▶ _Work request_
Print out each record below, unaltered and complete, without its images.

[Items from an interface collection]
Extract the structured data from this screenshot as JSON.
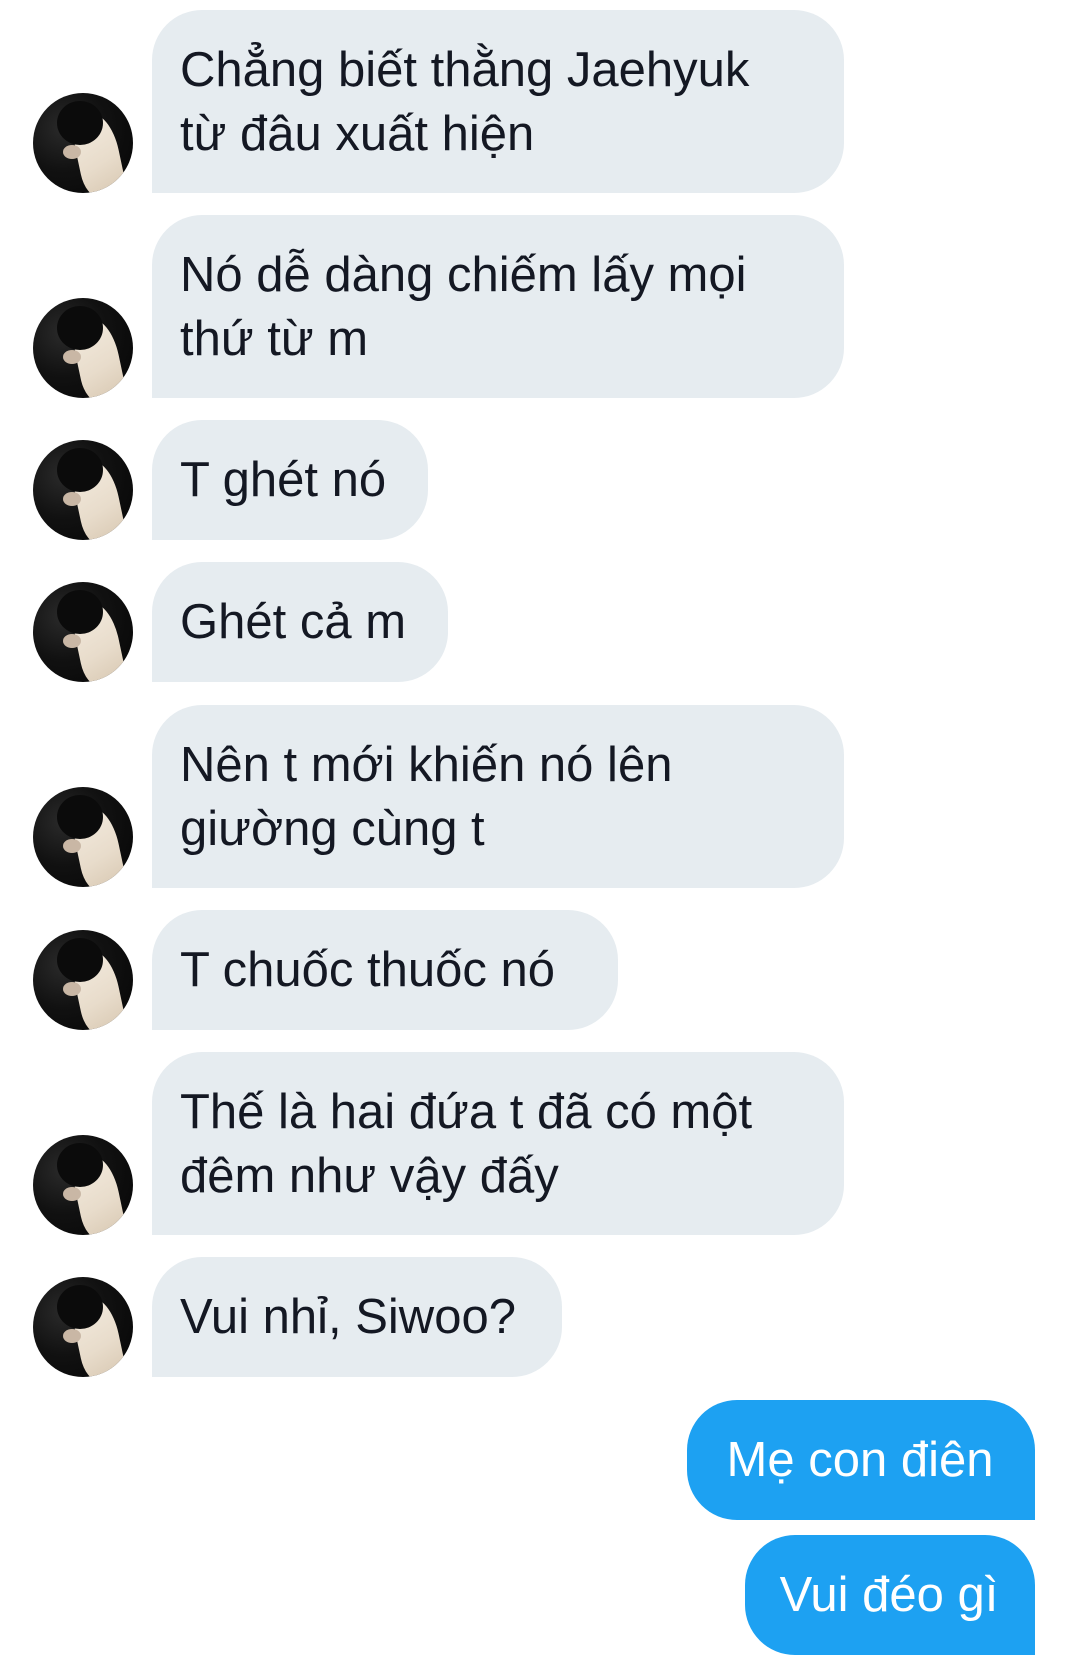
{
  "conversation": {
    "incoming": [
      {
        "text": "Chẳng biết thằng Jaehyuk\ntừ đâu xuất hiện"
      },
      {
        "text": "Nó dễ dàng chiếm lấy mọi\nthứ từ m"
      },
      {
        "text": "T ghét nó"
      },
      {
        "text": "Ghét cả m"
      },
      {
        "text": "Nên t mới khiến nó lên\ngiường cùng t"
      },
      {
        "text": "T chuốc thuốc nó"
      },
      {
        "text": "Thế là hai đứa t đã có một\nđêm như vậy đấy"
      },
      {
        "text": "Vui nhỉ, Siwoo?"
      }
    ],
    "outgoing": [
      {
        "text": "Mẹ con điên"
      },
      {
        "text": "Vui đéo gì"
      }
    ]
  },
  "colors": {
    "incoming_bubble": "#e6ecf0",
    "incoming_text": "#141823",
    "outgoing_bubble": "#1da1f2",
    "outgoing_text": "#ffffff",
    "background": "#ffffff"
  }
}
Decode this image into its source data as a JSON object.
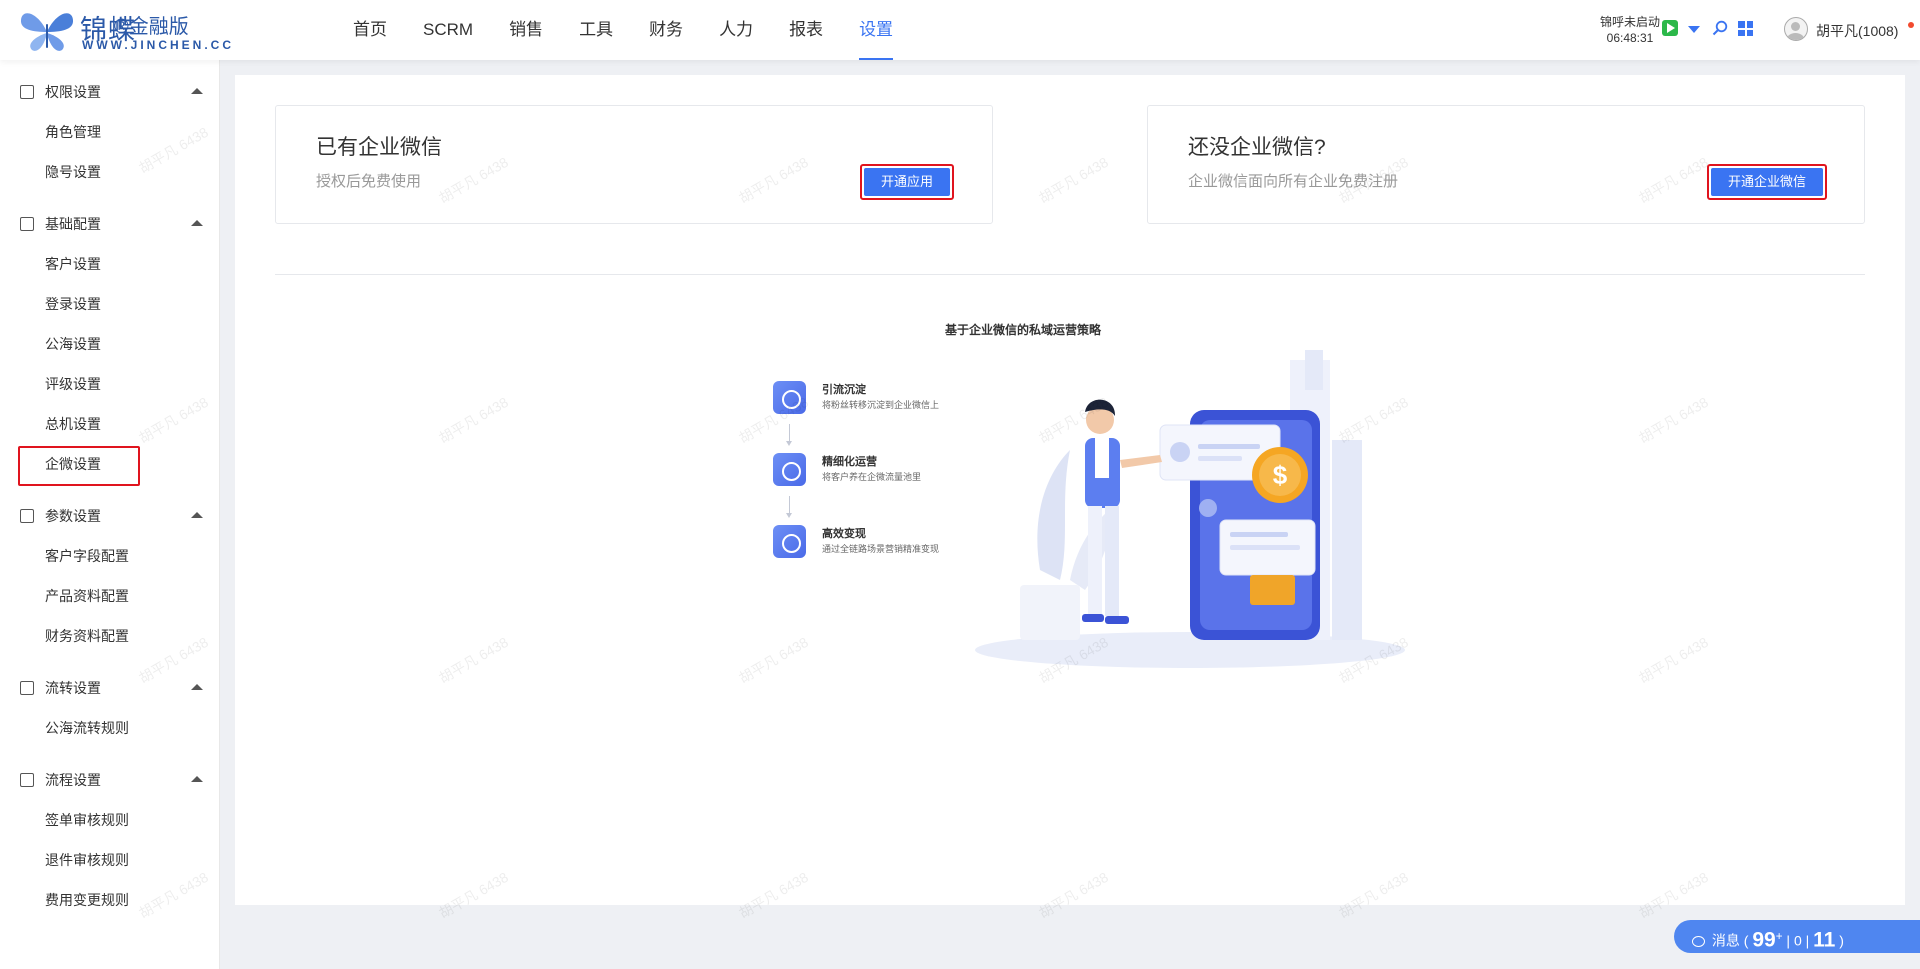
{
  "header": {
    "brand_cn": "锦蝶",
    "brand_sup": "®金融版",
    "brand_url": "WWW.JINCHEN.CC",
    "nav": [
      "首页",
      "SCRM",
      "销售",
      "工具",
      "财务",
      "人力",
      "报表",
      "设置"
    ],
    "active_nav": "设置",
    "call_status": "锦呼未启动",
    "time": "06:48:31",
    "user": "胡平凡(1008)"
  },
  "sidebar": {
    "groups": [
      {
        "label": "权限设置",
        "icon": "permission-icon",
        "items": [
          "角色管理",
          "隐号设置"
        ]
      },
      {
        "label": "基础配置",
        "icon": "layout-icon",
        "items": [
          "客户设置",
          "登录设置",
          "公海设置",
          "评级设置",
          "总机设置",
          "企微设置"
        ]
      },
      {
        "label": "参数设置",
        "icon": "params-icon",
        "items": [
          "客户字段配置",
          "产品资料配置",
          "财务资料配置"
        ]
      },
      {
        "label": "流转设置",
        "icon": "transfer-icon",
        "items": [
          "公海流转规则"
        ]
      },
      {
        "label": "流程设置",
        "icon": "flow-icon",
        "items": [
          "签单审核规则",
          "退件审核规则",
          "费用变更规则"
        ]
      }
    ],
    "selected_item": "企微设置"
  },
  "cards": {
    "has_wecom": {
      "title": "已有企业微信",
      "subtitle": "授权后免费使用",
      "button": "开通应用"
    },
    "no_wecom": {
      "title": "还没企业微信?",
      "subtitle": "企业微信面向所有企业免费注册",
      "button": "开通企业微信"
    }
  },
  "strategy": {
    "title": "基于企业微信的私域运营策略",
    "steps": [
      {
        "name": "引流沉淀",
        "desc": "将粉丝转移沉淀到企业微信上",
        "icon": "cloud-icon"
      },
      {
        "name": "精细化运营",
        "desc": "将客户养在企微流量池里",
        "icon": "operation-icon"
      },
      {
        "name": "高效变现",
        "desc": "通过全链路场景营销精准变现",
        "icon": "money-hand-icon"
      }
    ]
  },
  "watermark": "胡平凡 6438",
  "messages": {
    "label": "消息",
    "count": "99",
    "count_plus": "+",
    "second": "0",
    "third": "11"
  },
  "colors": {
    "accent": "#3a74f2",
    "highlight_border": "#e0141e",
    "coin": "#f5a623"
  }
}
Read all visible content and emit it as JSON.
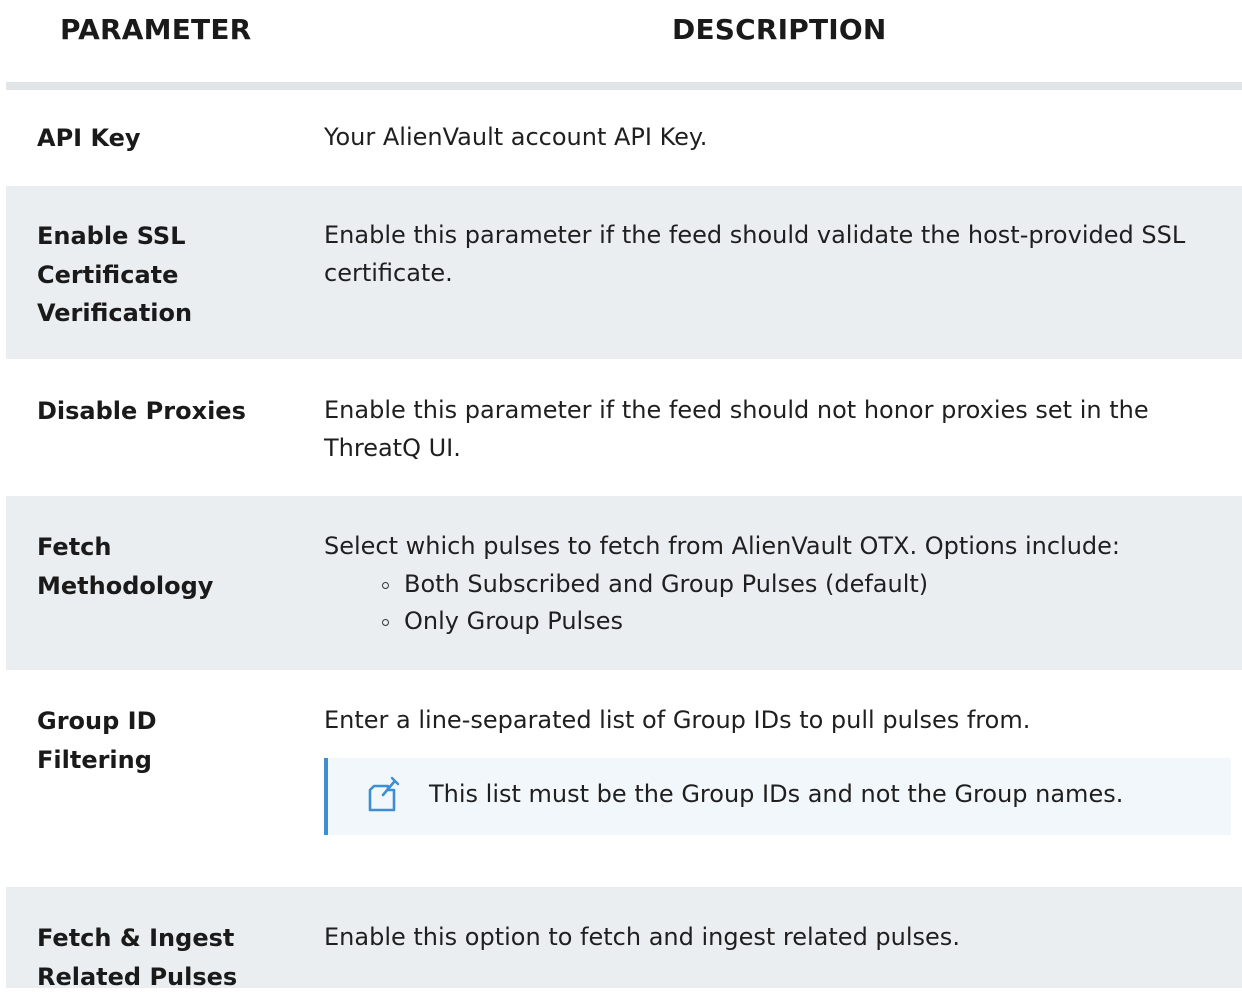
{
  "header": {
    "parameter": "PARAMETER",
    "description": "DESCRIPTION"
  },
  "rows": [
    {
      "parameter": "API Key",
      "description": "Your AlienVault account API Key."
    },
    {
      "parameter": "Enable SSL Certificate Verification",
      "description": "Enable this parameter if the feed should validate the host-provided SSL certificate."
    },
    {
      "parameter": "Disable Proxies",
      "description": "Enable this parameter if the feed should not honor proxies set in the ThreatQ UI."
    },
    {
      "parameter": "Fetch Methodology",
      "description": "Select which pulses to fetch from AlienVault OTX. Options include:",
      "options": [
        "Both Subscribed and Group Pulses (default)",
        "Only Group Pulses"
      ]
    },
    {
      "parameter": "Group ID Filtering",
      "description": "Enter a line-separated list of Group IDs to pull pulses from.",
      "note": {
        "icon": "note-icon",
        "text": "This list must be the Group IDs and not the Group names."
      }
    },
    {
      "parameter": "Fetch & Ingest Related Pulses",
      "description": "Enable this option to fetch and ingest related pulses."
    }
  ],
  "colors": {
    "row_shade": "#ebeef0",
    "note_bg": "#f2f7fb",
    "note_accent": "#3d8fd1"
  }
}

▶ _Exercise response_
Extract the structured data from this screenshot as JSON.
{
  "conversation": {
    "incoming": [
      {
        "text": "Chẳng biết thằng Jaehyuk\ntừ đâu xuất hiện"
      },
      {
        "text": "Nó dễ dàng chiếm lấy mọi\nthứ từ m"
      },
      {
        "text": "T ghét nó"
      },
      {
        "text": "Ghét cả m"
      },
      {
        "text": "Nên t mới khiến nó lên\ngiường cùng t"
      },
      {
        "text": "T chuốc thuốc nó"
      },
      {
        "text": "Thế là hai đứa t đã có một\nđêm như vậy đấy"
      },
      {
        "text": "Vui nhỉ, Siwoo?"
      }
    ],
    "outgoing": [
      {
        "text": "Mẹ con điên"
      },
      {
        "text": "Vui đéo gì"
      }
    ]
  },
  "colors": {
    "incoming_bubble": "#e6ecf0",
    "incoming_text": "#141823",
    "outgoing_bubble": "#1da1f2",
    "outgoing_text": "#ffffff",
    "background": "#ffffff"
  }
}
Decode this image into its source data as a JSON object.
{
  "header": {
    "brand_cn": "锦蝶",
    "brand_sup": "®金融版",
    "brand_url": "WWW.JINCHEN.CC",
    "nav": [
      "首页",
      "SCRM",
      "销售",
      "工具",
      "财务",
      "人力",
      "报表",
      "设置"
    ],
    "active_nav": "设置",
    "call_status": "锦呼未启动",
    "time": "06:48:31",
    "user": "胡平凡(1008)"
  },
  "sidebar": {
    "groups": [
      {
        "label": "权限设置",
        "icon": "permission-icon",
        "items": [
          "角色管理",
          "隐号设置"
        ]
      },
      {
        "label": "基础配置",
        "icon": "layout-icon",
        "items": [
          "客户设置",
          "登录设置",
          "公海设置",
          "评级设置",
          "总机设置",
          "企微设置"
        ]
      },
      {
        "label": "参数设置",
        "icon": "params-icon",
        "items": [
          "客户字段配置",
          "产品资料配置",
          "财务资料配置"
        ]
      },
      {
        "label": "流转设置",
        "icon": "transfer-icon",
        "items": [
          "公海流转规则"
        ]
      },
      {
        "label": "流程设置",
        "icon": "flow-icon",
        "items": [
          "签单审核规则",
          "退件审核规则",
          "费用变更规则"
        ]
      }
    ],
    "selected_item": "企微设置"
  },
  "cards": {
    "has_wecom": {
      "title": "已有企业微信",
      "subtitle": "授权后免费使用",
      "button": "开通应用"
    },
    "no_wecom": {
      "title": "还没企业微信?",
      "subtitle": "企业微信面向所有企业免费注册",
      "button": "开通企业微信"
    }
  },
  "strategy": {
    "title": "基于企业微信的私域运营策略",
    "steps": [
      {
        "name": "引流沉淀",
        "desc": "将粉丝转移沉淀到企业微信上",
        "icon": "cloud-icon"
      },
      {
        "name": "精细化运营",
        "desc": "将客户养在企微流量池里",
        "icon": "operation-icon"
      },
      {
        "name": "高效变现",
        "desc": "通过全链路场景营销精准变现",
        "icon": "money-hand-icon"
      }
    ]
  },
  "watermark": "胡平凡 6438",
  "messages": {
    "label": "消息",
    "count": "99",
    "count_plus": "+",
    "second": "0",
    "third": "11"
  },
  "colors": {
    "accent": "#3a74f2",
    "highlight_border": "#e0141e",
    "coin": "#f5a623"
  }
}
Read all visible content and emit it as JSON.
{
  "header": {
    "parameter": "PARAMETER",
    "description": "DESCRIPTION"
  },
  "rows": [
    {
      "parameter": "API Key",
      "description": "Your AlienVault account API Key."
    },
    {
      "parameter": "Enable SSL Certificate Verification",
      "description": "Enable this parameter if the feed should validate the host-provided SSL certificate."
    },
    {
      "parameter": "Disable Proxies",
      "description": "Enable this parameter if the feed should not honor proxies set in the ThreatQ UI."
    },
    {
      "parameter": "Fetch Methodology",
      "description": "Select which pulses to fetch from AlienVault OTX. Options include:",
      "options": [
        "Both Subscribed and Group Pulses (default)",
        "Only Group Pulses"
      ]
    },
    {
      "parameter": "Group ID Filtering",
      "description": "Enter a line-separated list of Group IDs to pull pulses from.",
      "note": {
        "icon": "note-icon",
        "text": "This list must be the Group IDs and not the Group names."
      }
    },
    {
      "parameter": "Fetch & Ingest Related Pulses",
      "description": "Enable this option to fetch and ingest related pulses."
    }
  ],
  "colors": {
    "row_shade": "#ebeef0",
    "note_bg": "#f2f7fb",
    "note_accent": "#3d8fd1"
  }
}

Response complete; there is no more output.